A new Vanderbilt University study of more than 8,000 males and females ranging in ages from 2 to 90 in the United States has found that females have significant advantages over males when it comes to timed tests and tasks. The differences were found to be most significant among preteens and teens, according to Vanderbilt researchers Stephen Camarata and Richard Woodcock.
“We found very minor differences in overall intelligence. But if you look at the ability of someone to perform well in a timed situation, females have a big advantage,” Camarata said. “‘Processing speed’ doesn’t refer to reaction time or the ability to play video games. It’s the ability to effectively, efficiently and accurately complete work that is of moderate difficulty. Though males and females showed similar processing speed in kindergarten and preschool, females became much more proficient than males in elementary, middle and high school.”
Males scored lower than females in all age groups when it came to processing speed, but the study did find that males outperformed females consistently in some surprising areas, such as identifying objects, knowing antonyms and synonyms and being able to complete verbal analogies. These findings go against the idea that women/girls are better with communication skills earlier.

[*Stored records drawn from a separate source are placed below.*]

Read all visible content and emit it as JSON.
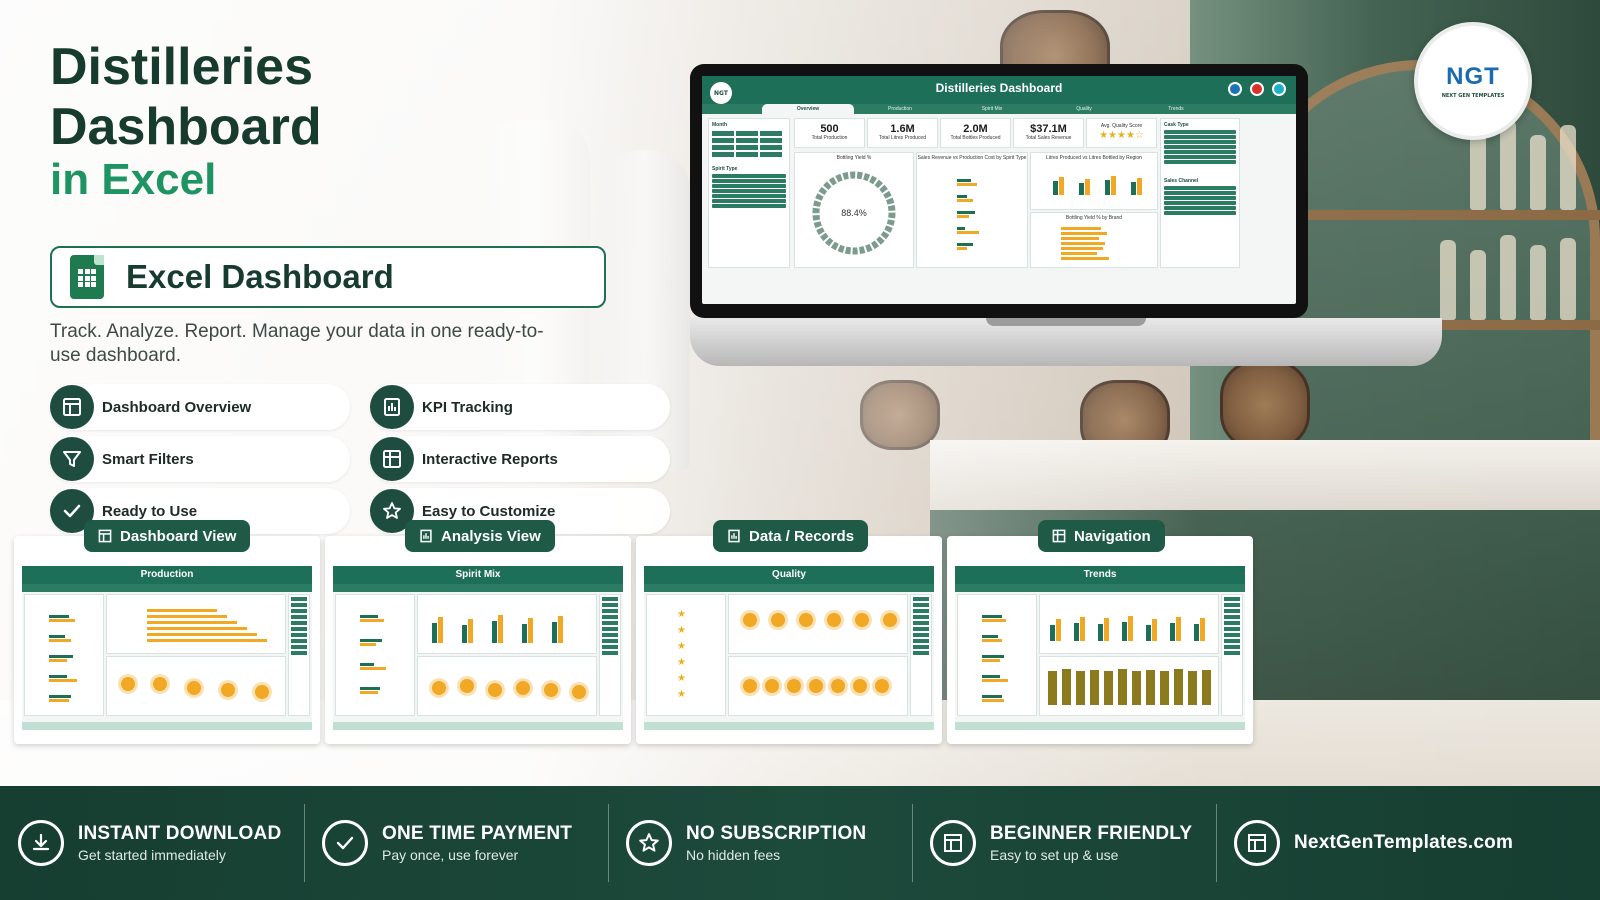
{
  "hero": {
    "title_line1": "Distilleries",
    "title_line2": "Dashboard",
    "title_line3": "in Excel",
    "pill_label": "Excel Dashboard",
    "tagline": "Track. Analyze. Report. Manage your data in one ready-to-use dashboard."
  },
  "features": [
    {
      "label": "Dashboard Overview",
      "icon": "layout-icon"
    },
    {
      "label": "KPI Tracking",
      "icon": "kpi-icon"
    },
    {
      "label": "Smart Filters",
      "icon": "filter-icon"
    },
    {
      "label": "Interactive Reports",
      "icon": "report-icon"
    },
    {
      "label": "Ready to Use",
      "icon": "check-icon"
    },
    {
      "label": "Easy to Customize",
      "icon": "star-icon"
    }
  ],
  "laptop_dashboard": {
    "title": "Distilleries Dashboard",
    "logo": "NGT",
    "tabs": [
      "Overview",
      "Production",
      "Spirit Mix",
      "Quality",
      "Trends"
    ],
    "active_tab": "Overview",
    "kpis": [
      {
        "value": "500",
        "label": "Total Production"
      },
      {
        "value": "1.6M",
        "label": "Total Litres Produced"
      },
      {
        "value": "2.0M",
        "label": "Total Bottles Produced"
      },
      {
        "value": "$37.1M",
        "label": "Total Sales Revenue"
      }
    ],
    "quality_label": "Avg. Quality Score",
    "slicers": {
      "month": "Month",
      "spirit_type": "Spirit Type",
      "cask_type": "Cask Type",
      "sales_channel": "Sales Channel"
    },
    "panels": {
      "bottling_yield": "Bottling Yield %",
      "bottling_yield_value": "88.4%",
      "sales_vs_cost": "Sales Revenue vs Production Cost by Spirit Type",
      "litres_vs_bottled": "Litres Produced vs Litres Bottled by Region",
      "yield_by_brand": "Bottling Yield % by Brand"
    }
  },
  "logo": {
    "mark": "NGT",
    "subtitle": "NEXT GEN TEMPLATES"
  },
  "previews": [
    {
      "badge": "Dashboard View",
      "title": "Production",
      "badge_icon": "layout-icon"
    },
    {
      "badge": "Analysis View",
      "title": "Spirit Mix",
      "badge_icon": "report-icon"
    },
    {
      "badge": "Data / Records",
      "title": "Quality",
      "badge_icon": "report-icon"
    },
    {
      "badge": "Navigation",
      "title": "Trends",
      "badge_icon": "layout-icon"
    }
  ],
  "footer": [
    {
      "head": "INSTANT DOWNLOAD",
      "sub": "Get started immediately",
      "icon": "download-icon"
    },
    {
      "head": "ONE TIME PAYMENT",
      "sub": "Pay once, use forever",
      "icon": "check-icon"
    },
    {
      "head": "NO SUBSCRIPTION",
      "sub": "No hidden fees",
      "icon": "star-icon"
    },
    {
      "head": "BEGINNER FRIENDLY",
      "sub": "Easy to set up & use",
      "icon": "layout-icon"
    },
    {
      "head": "NextGenTemplates.com",
      "sub": "",
      "icon": "layout-icon"
    }
  ],
  "colors": {
    "brand_dark": "#1e4d3f",
    "brand_green": "#1f9463",
    "accent_gold": "#f1a824"
  }
}
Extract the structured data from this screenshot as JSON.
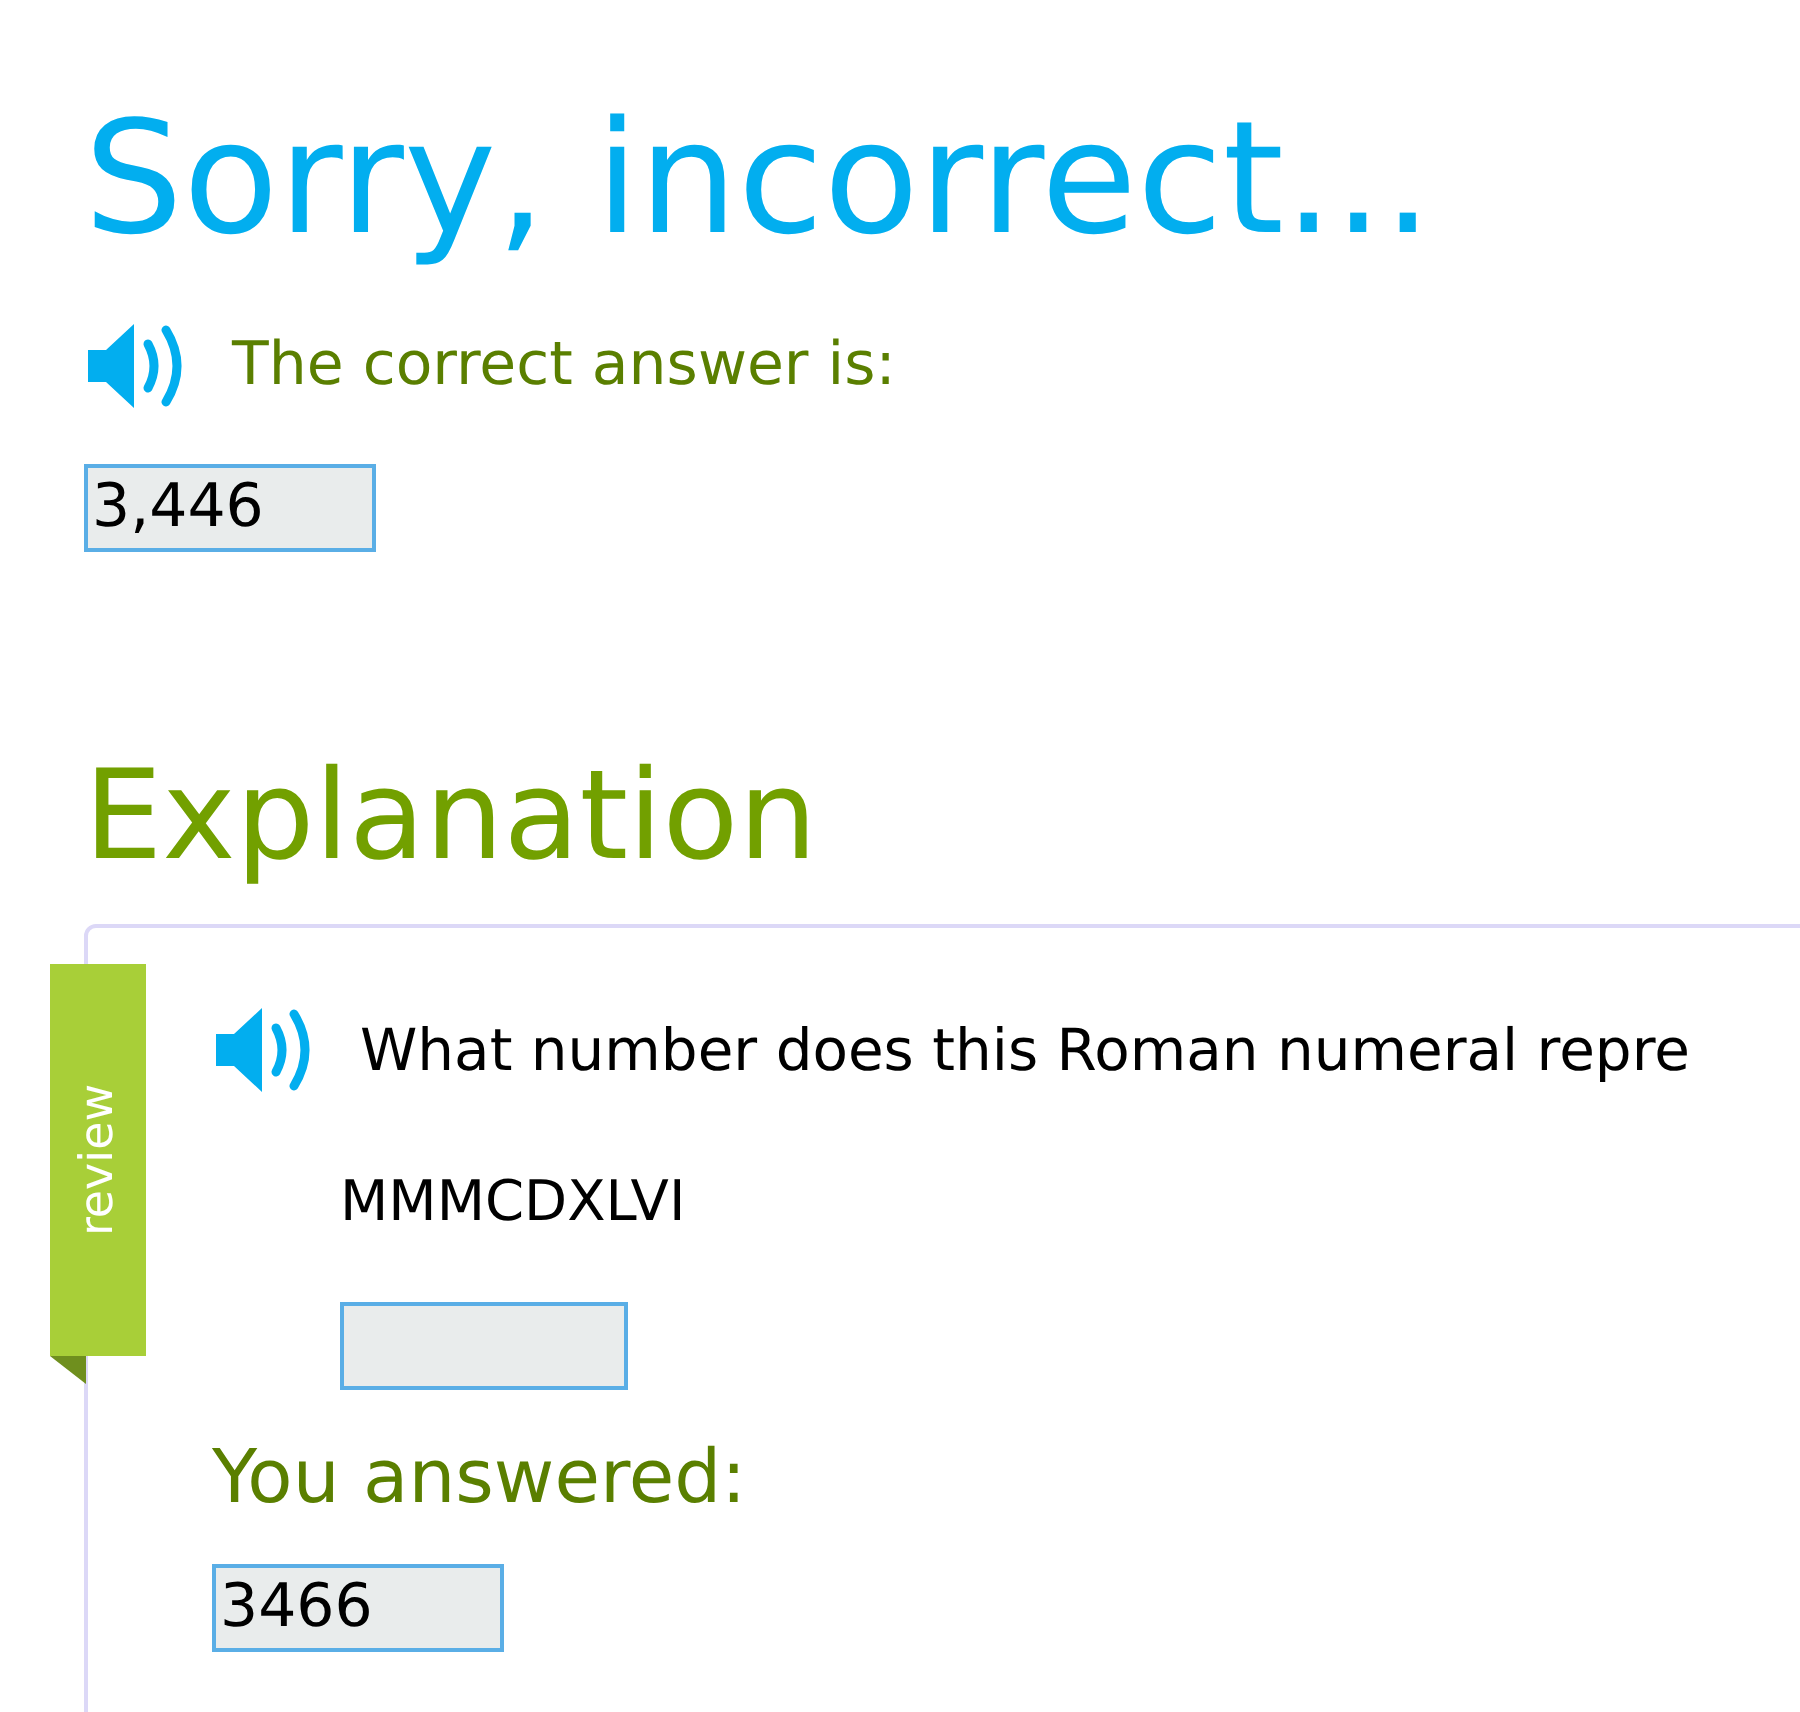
{
  "title": "Sorry, incorrect...",
  "correct_answer": {
    "label": "The correct answer is:",
    "value": "3,446"
  },
  "explanation": {
    "heading": "Explanation",
    "tab": "review",
    "question": "What number does this Roman numeral repre",
    "numeral": "MMMCDXLVI",
    "your_answer": {
      "label": "You answered:",
      "value": "3466"
    }
  }
}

The researchers wrote, “Consider that many classroom activities, including testing, are directly or indirectly related to processing speed. The higher performance of females may contribute to a classroom culture that favors females, not because of teacher bias but because of inherent differences in sex processing speed.” The study was recently published in the journal Intelligence.